The conference is in Manchester, the city which has over the past century and a half hosted many of the most significant events in the UK coop movement’s history.  This could be another one.

I’ll be contributing a report to The Guardian’s social enterprise hub afterwards and will post a link here.

Ethics and the Co-op Bank

Organisers of the Save Our Bank campaign to keep the Co-operative Bank ethical, which is being led by the Ethical Consumer magazine (itself a cooperative, of course), last week met with the Co-op Group’s chief executive Euan Sutherland. The campaign issued its latest online newsletter last Thursday.

My own view is that, with the capital restructure and the arrival of the hedge funds, the Co-op Bank will be well outside what could legitimately be called a cooperative business so in that sense the moment to ‘save’ it has passed. But nevertheless it is clearly valuable to pressure the bank to retain an ethical approach to the banking business.
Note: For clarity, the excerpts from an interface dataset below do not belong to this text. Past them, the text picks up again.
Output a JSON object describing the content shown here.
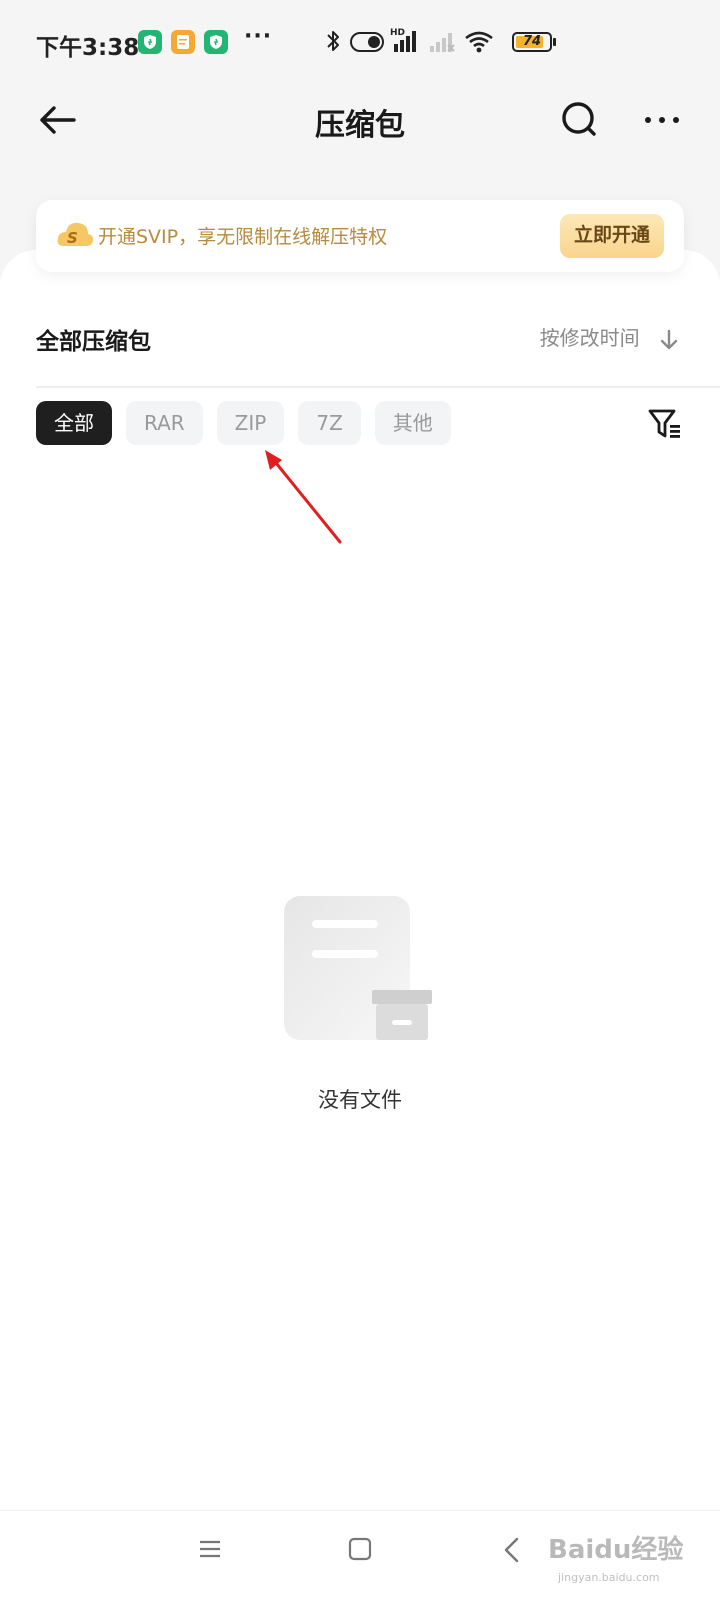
{
  "status_bar": {
    "time": "下午3:38",
    "more": "···",
    "battery_level": "74",
    "battery_fraction": 0.74
  },
  "header": {
    "title": "压缩包",
    "icons": [
      "back-arrow-icon",
      "search-icon",
      "more-icon"
    ]
  },
  "promo": {
    "text": "开通SVIP，享无限制在线解压特权",
    "button": "立即开通",
    "accent_color": "#b78a3e"
  },
  "list": {
    "section_title": "全部压缩包",
    "sort_label": "按修改时间"
  },
  "filters": {
    "chips": [
      "全部",
      "RAR",
      "ZIP",
      "7Z",
      "其他"
    ],
    "selected": "全部"
  },
  "empty_state": {
    "text": "没有文件"
  },
  "watermark": {
    "brand": "Baidu经验",
    "url": "jingyan.baidu.com"
  },
  "colors": {
    "annotation_arrow": "#e02020",
    "active_chip": "#1f1f1f",
    "chip_bg": "#f3f4f6"
  }
}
We need to remember though that (even given recent media attention) its reputation as an ethical bank is currently the Co-op Bank’s USP so it is hardly in the investors’ own interests not to support it, at least with lip-service.

Perhaps the most interesting discussions within the Save Our Bank campaign, I think, are around the possibilities of future re-mutualisation.  I would be delighted to see this, although realistically I think you have to conclude that the prospects are currently very distant.  But this links directly to the issue of suitable cooperative capital instruments for cooperatives, which I have been banging on about endlessly in recent months and which I will seize this moment to mention yet again.
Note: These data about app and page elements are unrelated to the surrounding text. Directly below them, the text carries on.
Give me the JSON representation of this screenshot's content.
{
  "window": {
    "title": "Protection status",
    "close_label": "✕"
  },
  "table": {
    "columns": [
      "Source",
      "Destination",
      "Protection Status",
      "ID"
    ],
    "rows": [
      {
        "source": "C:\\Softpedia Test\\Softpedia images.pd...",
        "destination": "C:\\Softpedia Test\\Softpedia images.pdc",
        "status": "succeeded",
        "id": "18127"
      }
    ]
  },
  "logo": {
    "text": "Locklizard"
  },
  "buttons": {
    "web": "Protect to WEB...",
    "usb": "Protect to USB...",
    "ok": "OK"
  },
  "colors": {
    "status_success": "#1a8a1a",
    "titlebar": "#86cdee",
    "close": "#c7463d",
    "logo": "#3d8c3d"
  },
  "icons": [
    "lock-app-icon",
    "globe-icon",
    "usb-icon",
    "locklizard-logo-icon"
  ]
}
One hedge fund takes the money… as another one arrives

Today’s Financial Times reports that one of the US hedge funds involved in the Co-operative Bank restructure, Aurelius, has already sold almost all its stake in the Bank (don’t get too excited, it’s gone to another hedge fund, Perry Capital).  The cooperative world has frequently talked of the short-termism of the capital markets and here, it would seem, is a text-book example.

The FT dedicates a whole page to the recent story of the Bank and the Co-operative Group, a generally very fair feature which assesses what has been happening and why.  The paper also reminders its readers of recent difficulties among other cooperatives, including (as I’ve reported here) Rabobank.  FT journalist Patrick Jenkins quotes a Moody’s analyst Carola Schuler who puts current problems at cooperatives down to two core causes, corporate governance and capital allocation.

Actually, I think, Moody’s analysis is absolutely right.  The FT doesn’t go on to add (but I will) that both issues have already been identified as key issues in the International Co-operative Alliance’s current strategic work agenda.